**Supplied material**
================

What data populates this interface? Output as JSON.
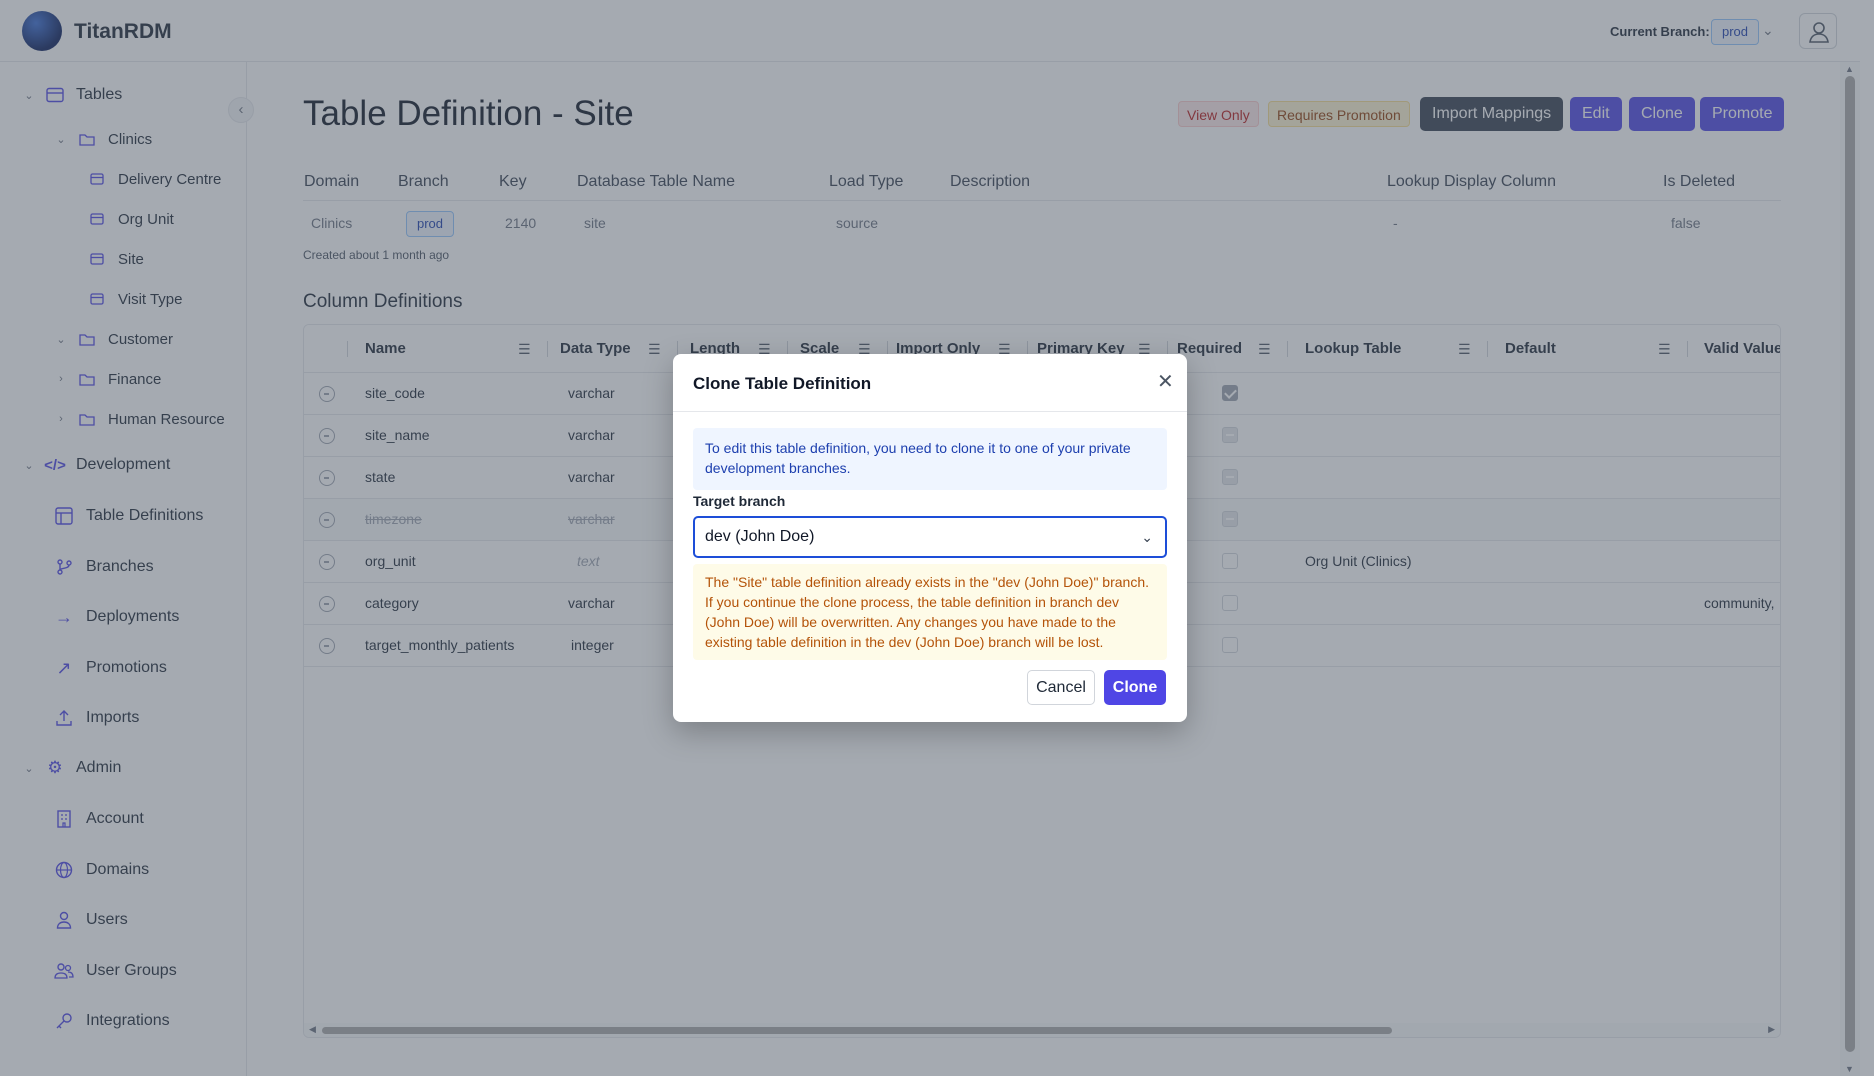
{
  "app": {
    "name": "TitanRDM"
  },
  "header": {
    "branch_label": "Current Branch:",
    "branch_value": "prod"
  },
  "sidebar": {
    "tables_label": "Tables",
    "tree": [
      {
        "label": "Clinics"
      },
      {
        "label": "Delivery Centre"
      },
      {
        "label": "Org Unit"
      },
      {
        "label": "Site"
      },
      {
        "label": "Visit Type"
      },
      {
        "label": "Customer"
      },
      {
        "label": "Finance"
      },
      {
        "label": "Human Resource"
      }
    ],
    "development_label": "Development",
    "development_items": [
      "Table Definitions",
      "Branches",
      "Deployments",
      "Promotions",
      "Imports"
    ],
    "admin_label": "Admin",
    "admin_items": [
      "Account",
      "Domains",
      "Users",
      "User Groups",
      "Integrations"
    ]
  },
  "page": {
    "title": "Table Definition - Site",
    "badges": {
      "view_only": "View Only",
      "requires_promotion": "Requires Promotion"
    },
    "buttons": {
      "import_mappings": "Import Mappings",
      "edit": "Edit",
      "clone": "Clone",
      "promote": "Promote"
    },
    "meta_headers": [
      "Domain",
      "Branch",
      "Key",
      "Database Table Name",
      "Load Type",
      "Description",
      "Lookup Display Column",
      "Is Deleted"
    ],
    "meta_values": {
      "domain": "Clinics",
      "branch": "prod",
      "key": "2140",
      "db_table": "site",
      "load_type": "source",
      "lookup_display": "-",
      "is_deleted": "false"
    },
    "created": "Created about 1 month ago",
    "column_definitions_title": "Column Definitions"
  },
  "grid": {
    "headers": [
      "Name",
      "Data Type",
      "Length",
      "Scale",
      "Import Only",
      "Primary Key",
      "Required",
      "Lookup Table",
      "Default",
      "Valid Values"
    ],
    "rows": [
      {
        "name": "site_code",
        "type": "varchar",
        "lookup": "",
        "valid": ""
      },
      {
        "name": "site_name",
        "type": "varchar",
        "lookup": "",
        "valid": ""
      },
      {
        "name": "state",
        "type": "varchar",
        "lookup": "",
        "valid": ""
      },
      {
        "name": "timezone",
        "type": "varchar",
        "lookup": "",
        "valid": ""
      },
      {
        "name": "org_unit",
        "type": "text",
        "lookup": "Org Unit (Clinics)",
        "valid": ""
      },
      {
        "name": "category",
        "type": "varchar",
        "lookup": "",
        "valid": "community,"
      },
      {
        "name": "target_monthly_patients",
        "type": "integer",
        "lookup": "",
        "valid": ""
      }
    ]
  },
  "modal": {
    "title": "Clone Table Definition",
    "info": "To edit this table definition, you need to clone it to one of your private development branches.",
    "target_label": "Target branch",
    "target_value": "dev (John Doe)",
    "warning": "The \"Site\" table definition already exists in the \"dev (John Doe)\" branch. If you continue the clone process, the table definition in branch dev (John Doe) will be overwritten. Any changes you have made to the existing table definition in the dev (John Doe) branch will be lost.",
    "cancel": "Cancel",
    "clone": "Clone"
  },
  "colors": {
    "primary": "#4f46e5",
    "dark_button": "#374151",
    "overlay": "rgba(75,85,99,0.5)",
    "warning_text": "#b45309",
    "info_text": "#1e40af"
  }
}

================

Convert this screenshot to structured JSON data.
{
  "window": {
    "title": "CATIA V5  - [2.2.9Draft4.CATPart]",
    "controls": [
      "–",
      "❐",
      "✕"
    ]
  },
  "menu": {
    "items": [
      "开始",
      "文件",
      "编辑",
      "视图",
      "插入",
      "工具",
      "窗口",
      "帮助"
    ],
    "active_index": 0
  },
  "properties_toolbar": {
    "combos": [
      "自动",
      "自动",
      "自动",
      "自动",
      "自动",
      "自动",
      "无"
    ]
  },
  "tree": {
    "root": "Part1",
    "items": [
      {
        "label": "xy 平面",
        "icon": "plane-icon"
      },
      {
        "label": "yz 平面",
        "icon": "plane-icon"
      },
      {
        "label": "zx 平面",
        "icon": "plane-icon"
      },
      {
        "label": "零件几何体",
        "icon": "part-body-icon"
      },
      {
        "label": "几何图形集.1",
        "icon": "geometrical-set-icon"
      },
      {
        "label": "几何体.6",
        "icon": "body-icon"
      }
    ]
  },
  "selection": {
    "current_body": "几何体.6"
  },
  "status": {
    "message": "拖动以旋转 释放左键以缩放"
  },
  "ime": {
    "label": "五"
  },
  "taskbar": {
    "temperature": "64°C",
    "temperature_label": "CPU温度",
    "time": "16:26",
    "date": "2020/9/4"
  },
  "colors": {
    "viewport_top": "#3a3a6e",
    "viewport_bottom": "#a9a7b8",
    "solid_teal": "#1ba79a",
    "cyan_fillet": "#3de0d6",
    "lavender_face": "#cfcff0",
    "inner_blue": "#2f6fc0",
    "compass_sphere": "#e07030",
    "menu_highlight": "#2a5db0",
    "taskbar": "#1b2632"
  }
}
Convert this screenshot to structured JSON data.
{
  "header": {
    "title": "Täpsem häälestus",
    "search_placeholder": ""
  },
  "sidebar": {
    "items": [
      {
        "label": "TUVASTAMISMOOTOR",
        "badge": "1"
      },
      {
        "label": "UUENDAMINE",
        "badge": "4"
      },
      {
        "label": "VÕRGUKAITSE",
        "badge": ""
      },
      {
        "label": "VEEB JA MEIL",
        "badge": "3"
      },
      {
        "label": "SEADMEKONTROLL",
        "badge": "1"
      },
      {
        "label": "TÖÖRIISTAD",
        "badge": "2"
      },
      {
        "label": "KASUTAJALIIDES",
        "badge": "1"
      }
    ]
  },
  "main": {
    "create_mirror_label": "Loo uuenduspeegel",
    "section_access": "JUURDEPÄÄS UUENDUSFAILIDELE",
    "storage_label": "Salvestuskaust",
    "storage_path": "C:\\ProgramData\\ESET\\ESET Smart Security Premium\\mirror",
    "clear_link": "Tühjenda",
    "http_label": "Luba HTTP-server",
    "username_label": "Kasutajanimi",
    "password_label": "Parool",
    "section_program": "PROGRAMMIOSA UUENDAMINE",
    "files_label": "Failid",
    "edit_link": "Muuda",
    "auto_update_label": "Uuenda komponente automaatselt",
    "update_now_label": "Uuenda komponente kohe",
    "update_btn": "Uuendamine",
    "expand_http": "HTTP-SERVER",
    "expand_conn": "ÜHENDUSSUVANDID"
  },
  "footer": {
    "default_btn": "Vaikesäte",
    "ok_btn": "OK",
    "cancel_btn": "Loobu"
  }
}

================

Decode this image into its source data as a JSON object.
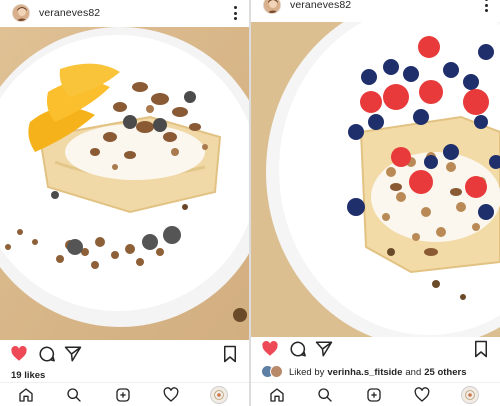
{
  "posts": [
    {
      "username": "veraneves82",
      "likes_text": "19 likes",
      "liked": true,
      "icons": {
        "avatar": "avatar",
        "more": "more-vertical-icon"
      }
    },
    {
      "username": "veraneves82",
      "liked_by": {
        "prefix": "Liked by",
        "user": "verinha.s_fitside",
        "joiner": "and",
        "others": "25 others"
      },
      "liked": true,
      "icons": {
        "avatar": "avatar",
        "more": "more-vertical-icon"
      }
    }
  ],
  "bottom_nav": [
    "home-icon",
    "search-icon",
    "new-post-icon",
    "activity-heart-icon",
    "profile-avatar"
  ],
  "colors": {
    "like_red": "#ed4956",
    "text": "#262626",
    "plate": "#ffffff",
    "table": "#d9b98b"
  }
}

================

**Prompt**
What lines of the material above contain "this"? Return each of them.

**Response area**
What data populates this interface? Output as JSON.
    "info": "To edit this table definition, you need to clone it to one of your private development branches.",
Convert this screenshot to structured JSON data.
Convert this screenshot to structured JSON data.
Decode this image into its source data as a JSON object.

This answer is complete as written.